(Entries from a dataset of interfaces)
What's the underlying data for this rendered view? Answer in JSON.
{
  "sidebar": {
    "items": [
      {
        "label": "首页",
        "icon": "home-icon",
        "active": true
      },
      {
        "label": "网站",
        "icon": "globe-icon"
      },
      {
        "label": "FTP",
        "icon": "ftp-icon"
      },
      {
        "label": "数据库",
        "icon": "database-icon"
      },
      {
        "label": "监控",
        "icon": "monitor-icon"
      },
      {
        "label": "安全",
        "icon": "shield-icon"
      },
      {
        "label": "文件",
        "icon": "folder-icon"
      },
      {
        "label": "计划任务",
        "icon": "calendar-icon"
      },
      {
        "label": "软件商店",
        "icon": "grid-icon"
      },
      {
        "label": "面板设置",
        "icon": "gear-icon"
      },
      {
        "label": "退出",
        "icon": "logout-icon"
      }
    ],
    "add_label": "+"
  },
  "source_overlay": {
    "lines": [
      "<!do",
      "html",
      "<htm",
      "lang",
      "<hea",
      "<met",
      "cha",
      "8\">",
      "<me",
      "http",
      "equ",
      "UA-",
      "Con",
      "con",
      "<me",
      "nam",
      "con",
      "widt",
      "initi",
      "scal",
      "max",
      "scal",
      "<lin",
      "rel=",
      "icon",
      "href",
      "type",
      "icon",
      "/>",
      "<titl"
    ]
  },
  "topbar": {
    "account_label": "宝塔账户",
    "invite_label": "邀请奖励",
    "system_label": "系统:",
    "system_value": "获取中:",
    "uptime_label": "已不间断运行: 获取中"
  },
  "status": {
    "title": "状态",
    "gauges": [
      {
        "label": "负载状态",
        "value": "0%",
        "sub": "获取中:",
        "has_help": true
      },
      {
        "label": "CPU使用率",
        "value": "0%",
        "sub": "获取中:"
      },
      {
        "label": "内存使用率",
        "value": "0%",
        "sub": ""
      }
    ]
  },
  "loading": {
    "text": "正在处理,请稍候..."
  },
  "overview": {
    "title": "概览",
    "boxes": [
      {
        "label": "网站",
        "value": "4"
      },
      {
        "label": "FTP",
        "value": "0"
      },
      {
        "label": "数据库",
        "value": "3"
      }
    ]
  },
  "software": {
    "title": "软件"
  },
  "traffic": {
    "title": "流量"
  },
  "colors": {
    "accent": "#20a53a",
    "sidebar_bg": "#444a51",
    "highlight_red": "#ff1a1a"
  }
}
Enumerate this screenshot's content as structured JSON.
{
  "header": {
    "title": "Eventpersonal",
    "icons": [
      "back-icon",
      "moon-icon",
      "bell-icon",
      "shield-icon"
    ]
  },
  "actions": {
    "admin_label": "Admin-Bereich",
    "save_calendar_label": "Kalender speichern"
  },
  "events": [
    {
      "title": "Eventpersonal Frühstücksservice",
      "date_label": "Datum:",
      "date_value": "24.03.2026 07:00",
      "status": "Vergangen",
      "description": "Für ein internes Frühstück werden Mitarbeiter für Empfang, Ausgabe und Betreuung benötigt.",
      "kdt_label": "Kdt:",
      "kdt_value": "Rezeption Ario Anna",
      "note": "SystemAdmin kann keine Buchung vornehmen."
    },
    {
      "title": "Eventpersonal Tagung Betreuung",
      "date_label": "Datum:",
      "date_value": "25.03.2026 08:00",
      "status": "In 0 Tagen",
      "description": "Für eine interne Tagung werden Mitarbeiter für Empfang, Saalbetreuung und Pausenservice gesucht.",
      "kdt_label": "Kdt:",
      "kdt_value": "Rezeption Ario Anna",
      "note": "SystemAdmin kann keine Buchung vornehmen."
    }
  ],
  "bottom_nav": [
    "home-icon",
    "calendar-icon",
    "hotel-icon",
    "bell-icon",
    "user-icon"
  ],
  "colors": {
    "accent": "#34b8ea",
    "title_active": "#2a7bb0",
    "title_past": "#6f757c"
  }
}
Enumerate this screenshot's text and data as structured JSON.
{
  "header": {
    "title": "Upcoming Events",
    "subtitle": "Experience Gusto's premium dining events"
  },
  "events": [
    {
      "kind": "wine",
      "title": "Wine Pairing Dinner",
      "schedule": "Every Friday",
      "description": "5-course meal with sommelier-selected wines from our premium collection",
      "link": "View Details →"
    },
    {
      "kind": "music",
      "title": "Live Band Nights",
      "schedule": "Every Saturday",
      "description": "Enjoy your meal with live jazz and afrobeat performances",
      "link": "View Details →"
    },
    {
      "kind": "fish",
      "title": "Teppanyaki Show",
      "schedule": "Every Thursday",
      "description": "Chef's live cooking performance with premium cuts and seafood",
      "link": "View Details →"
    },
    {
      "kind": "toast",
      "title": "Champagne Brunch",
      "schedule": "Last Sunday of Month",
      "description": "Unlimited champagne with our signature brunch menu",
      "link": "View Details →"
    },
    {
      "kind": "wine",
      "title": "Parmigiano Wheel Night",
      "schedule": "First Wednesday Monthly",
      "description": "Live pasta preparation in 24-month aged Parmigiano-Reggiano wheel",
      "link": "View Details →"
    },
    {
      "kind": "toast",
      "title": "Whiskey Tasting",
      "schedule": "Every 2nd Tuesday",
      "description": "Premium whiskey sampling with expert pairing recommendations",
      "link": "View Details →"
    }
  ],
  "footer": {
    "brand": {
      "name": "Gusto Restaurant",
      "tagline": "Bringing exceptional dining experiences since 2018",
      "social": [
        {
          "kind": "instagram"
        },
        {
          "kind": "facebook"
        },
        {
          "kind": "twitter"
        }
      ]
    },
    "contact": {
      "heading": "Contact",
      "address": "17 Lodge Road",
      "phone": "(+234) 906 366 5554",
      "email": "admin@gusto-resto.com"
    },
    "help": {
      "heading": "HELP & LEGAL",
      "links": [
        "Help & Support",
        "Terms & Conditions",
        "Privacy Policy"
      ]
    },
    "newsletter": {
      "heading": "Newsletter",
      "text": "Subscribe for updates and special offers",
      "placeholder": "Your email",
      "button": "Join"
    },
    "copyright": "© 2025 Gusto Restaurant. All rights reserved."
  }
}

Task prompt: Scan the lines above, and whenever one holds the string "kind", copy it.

The completed task:
      "kind": "wine",
      "kind": "music",
      "kind": "fish",
      "kind": "toast",
      "kind": "wine",
      "kind": "toast",
          "kind": "instagram"
          "kind": "facebook"
          "kind": "twitter"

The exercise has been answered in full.